What helps: Medications that help ease inflammation, pain, and stiffness, including oral medications and cortisone injections, can help. Assistive devices such as reachers, grabbers, and jar openers — special tools that make it easier to grip objects — can help lessen strain. Using braces on the wrist and trying gentle exercises recommended by your doctor or a therapist may also help.
5. Finger Joints and Rheumatoid Arthritis
Where: The knuckles in the middle and at the base of the fingers.
What worsens it: Gripping objects or using the fingers repetitively during a flare can worsen symptoms, though Huffman notes that some activity of these joints is better than none.

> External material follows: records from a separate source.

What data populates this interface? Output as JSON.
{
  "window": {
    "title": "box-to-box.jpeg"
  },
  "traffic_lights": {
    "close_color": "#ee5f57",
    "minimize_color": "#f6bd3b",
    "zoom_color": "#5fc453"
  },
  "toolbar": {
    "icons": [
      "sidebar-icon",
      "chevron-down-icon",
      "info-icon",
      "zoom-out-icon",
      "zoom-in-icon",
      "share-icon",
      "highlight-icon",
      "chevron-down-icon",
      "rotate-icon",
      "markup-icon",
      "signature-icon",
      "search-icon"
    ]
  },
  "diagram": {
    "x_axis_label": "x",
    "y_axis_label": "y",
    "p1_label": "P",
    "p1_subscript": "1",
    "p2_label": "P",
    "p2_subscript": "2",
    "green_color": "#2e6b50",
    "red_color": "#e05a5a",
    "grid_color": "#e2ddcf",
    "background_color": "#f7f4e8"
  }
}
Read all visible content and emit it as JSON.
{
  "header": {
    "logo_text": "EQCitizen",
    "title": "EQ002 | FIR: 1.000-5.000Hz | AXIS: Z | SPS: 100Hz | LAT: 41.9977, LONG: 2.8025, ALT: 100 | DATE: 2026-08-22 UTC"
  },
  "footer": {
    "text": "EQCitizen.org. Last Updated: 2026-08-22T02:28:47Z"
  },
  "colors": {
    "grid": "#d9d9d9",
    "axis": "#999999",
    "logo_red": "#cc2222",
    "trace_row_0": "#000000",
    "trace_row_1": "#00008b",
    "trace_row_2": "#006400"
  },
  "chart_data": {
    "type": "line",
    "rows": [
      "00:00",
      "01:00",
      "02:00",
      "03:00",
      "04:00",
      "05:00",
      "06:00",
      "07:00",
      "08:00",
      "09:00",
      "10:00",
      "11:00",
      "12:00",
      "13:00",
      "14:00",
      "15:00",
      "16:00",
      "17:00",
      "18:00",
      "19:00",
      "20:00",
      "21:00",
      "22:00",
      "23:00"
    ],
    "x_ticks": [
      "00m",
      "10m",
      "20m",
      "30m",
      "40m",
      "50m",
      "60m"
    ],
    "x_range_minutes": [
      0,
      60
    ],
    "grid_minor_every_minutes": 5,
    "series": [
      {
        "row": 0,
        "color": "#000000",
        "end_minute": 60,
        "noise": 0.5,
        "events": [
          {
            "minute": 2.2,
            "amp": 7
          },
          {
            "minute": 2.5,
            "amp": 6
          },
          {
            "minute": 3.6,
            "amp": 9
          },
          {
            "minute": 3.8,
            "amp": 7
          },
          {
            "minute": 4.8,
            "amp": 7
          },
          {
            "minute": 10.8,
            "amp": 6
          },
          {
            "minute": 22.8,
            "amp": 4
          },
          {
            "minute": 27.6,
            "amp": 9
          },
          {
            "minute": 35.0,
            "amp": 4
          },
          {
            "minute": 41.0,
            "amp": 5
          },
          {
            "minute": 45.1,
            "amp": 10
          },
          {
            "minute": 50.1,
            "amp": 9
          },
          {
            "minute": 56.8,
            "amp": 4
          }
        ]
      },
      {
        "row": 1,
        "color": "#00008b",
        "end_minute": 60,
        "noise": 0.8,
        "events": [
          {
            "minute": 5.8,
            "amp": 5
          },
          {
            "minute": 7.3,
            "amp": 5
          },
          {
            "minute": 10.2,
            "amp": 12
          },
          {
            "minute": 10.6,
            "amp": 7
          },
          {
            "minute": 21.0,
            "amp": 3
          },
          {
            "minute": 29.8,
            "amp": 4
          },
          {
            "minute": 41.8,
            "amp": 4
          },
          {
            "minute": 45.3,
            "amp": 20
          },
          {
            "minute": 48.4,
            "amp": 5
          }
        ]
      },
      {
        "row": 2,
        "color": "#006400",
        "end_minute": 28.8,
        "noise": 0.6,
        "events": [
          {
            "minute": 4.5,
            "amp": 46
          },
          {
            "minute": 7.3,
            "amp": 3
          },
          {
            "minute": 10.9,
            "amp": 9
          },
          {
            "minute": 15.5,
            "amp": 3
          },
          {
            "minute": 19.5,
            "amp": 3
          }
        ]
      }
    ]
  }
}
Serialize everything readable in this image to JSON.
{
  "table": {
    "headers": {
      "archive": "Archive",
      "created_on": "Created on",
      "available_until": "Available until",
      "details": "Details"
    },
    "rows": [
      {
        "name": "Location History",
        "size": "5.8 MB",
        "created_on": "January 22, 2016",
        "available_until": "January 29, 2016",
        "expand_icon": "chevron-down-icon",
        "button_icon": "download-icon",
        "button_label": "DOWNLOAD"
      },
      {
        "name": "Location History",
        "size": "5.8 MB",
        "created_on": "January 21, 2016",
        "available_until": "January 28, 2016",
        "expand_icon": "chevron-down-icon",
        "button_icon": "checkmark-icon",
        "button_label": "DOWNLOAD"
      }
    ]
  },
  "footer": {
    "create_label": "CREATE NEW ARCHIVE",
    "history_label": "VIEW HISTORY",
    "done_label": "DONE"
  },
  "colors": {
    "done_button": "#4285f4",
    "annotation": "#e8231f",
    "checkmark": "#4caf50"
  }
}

What helps: “During a severe flare,” says Ormseth, “use of involved joints may need to be limited to protect the joints and reduce pain until the disease is under control again.” Look for assistive devices to help you with tasks like putting on shoes, zipping and buttoning clothes, and grabbing and gripping objects. Consider trying helpful strategies like adding accessories to doorknobs so they can be turned more easily, using Velcro fasteners on clothing, switching to lightweight pots and pans, and adding foam padding to pens and pencils. Cold packs can relieve painful, swollen hands, while heat can reduce stiffness, according to the Cleveland Clinic; apply them for no more than 20 minutes at a time. Finger splints can also help relieve pain in your fingers.
Additional reporting by Deborah Shapiro.